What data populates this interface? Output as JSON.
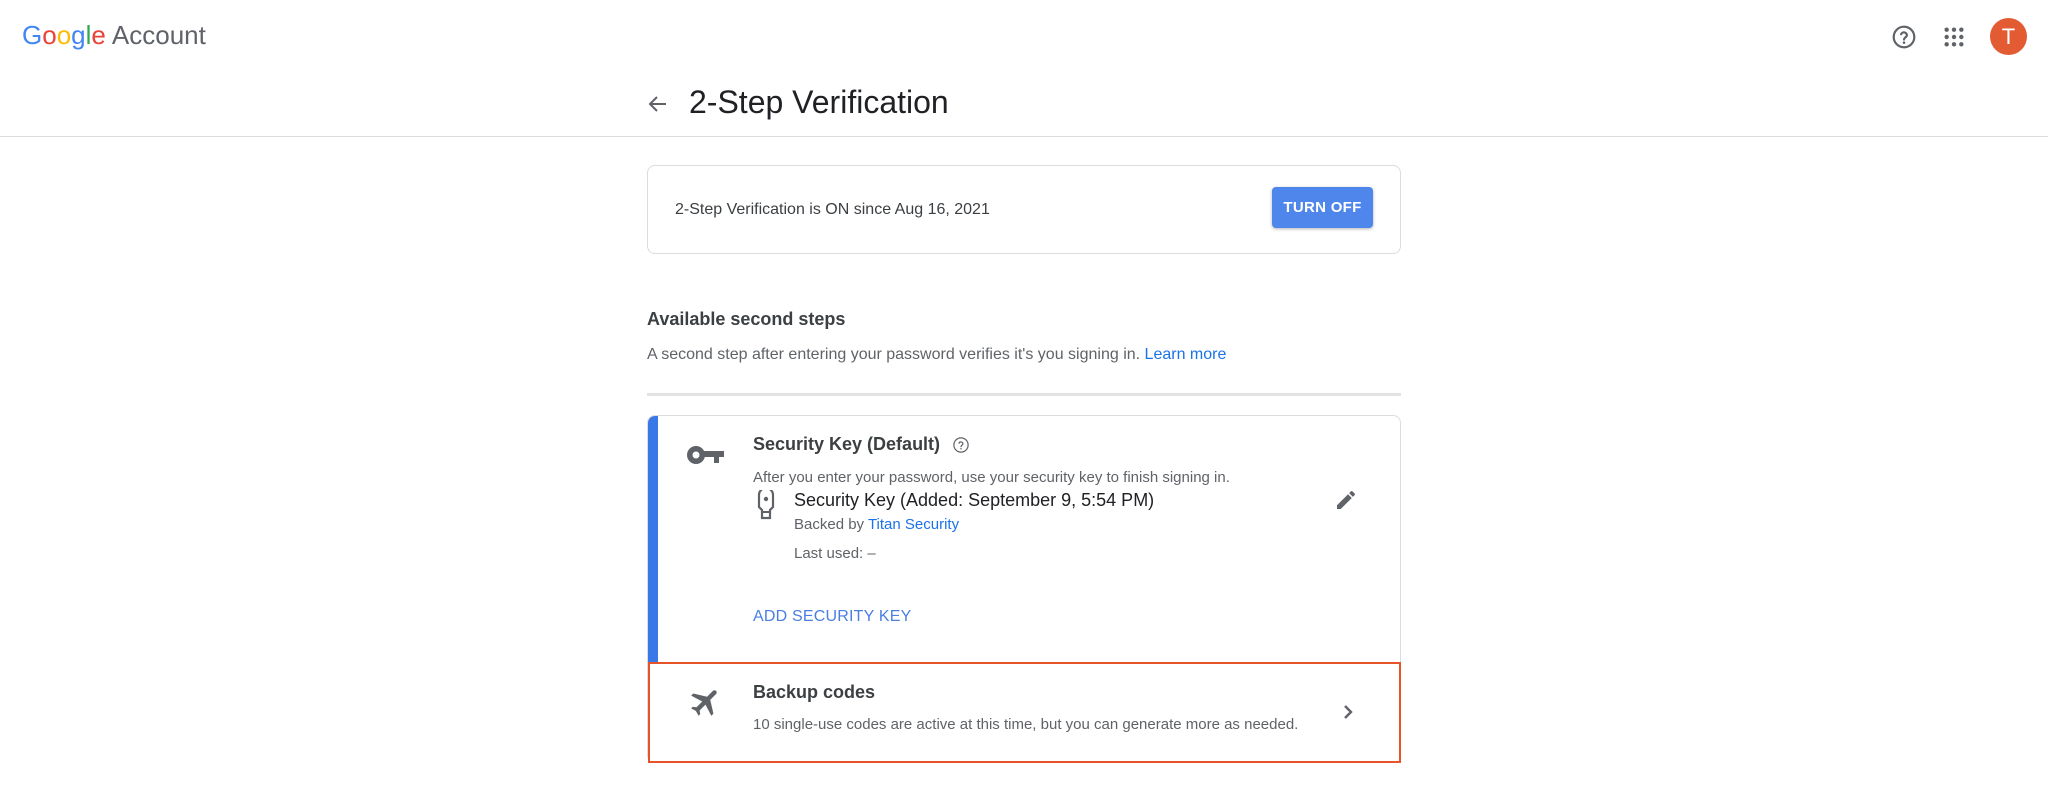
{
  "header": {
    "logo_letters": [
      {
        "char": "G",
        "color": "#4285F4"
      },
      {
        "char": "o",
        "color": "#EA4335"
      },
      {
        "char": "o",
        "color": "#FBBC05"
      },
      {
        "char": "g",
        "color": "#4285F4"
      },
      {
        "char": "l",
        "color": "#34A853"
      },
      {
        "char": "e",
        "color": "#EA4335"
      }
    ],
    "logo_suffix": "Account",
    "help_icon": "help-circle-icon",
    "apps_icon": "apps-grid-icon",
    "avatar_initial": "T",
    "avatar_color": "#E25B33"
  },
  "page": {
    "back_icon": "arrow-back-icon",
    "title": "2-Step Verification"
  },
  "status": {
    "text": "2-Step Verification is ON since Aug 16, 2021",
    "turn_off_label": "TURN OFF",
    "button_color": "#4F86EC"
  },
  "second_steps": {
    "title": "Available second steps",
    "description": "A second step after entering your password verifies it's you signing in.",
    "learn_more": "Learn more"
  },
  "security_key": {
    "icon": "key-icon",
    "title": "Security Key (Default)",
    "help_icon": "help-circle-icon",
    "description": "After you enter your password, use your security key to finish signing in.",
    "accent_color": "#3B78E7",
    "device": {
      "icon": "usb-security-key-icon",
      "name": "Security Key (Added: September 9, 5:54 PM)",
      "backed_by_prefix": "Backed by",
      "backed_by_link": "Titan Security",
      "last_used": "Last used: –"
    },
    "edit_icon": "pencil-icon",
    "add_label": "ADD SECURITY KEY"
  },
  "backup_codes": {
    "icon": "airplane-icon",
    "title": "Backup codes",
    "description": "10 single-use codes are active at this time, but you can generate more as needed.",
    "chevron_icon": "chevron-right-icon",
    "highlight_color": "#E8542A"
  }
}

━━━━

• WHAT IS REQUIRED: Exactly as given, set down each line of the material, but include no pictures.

• ANSWER TO THIS EXERCISE:
What data populates this interface? Output as JSON.
{
  "header": {
    "logo_letters": [
      {
        "char": "G",
        "color": "#4285F4"
      },
      {
        "char": "o",
        "color": "#EA4335"
      },
      {
        "char": "o",
        "color": "#FBBC05"
      },
      {
        "char": "g",
        "color": "#4285F4"
      },
      {
        "char": "l",
        "color": "#34A853"
      },
      {
        "char": "e",
        "color": "#EA4335"
      }
    ],
    "logo_suffix": "Account",
    "help_icon": "help-circle-icon",
    "apps_icon": "apps-grid-icon",
    "avatar_initial": "T",
    "avatar_color": "#E25B33"
  },
  "page": {
    "back_icon": "arrow-back-icon",
    "title": "2-Step Verification"
  },
  "status": {
    "text": "2-Step Verification is ON since Aug 16, 2021",
    "turn_off_label": "TURN OFF",
    "button_color": "#4F86EC"
  },
  "second_steps": {
    "title": "Available second steps",
    "description": "A second step after entering your password verifies it's you signing in.",
    "learn_more": "Learn more"
  },
  "security_key": {
    "icon": "key-icon",
    "title": "Security Key (Default)",
    "help_icon": "help-circle-icon",
    "description": "After you enter your password, use your security key to finish signing in.",
    "accent_color": "#3B78E7",
    "device": {
      "icon": "usb-security-key-icon",
      "name": "Security Key (Added: September 9, 5:54 PM)",
      "backed_by_prefix": "Backed by",
      "backed_by_link": "Titan Security",
      "last_used": "Last used: –"
    },
    "edit_icon": "pencil-icon",
    "add_label": "ADD SECURITY KEY"
  },
  "backup_codes": {
    "icon": "airplane-icon",
    "title": "Backup codes",
    "description": "10 single-use codes are active at this time, but you can generate more as needed.",
    "chevron_icon": "chevron-right-icon",
    "highlight_color": "#E8542A"
  }
}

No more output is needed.